I like to get students to use VideoPad to create their own movies, but it is also a perfect tool for creating flipped content. One powerful way of presenting content is to use a slide of a diagram and to add your own talking head video in one corner. You can then create the whole package into a movie and post it on your Moodle, Edmodo or YouTube Channel page to help explain or revise a concept.
Step One: You can create your slides in PowerPoint, but save them in a picture format such as jpeg or gif. They then save as separate image files.
Step Two: Use the Add Media button to add your slides to the media list, Click on the first slide and adjust the duration in seconds. You can always edit this later. Click on the green down arrow to add to your storyboard. Repeat this step for each slide, or video footage you will be using in your presentation.

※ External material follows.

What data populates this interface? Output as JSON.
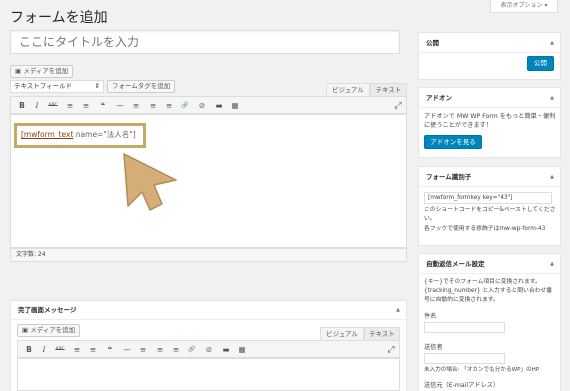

Step Three: To record your own head talking you will need a web-camera set up. Take the slider to the position in your storyboard (video track) where you wish to start, and click the plus button on the little overlay track between the video and audio tracks. You will have the option of overlaying text or video. Click on video, and click on the record button. Your web camera will spring to life and you can record your spiel. Click OK when you have finished.
Step Four: A tiny little square will overlay on your slide. You will then need to adjust the size and position in the Selected Clip preview window. If you have made errors in your recording you can edit the footage at this stage before adding it. You can even use the opacity slider to turn yourself into a ghostly transparent image.
Step Five: Here comes the tricky bit. VieoPad does not enable the sound-track from your recording in overlay mode! Ouch, and what a pity. There is a workaround, though. What you recorded should be sitting in your videos folder, or in your media list inside VideoPad, of course. click it to get in the preview window and add to your video track. You should see the audio from the video in the audio track. Right click on it and select unlink sound clip. You can now move that sound clip and align it perfectly with your video overlay and you can delete the video part from the video track. Phew. Pretty hard that bit, but once you get the hang of it, annoying … but you can’t argue with free!
Step Six: Save your movie. It will then be available in a wmv or avi format (in the free version of the software) or in other formats if you pay for the software.
I would keep all movies very short. It is better to have a few short clips explaining one or two points that your students can use, than a long lecture that is of little use to anybody.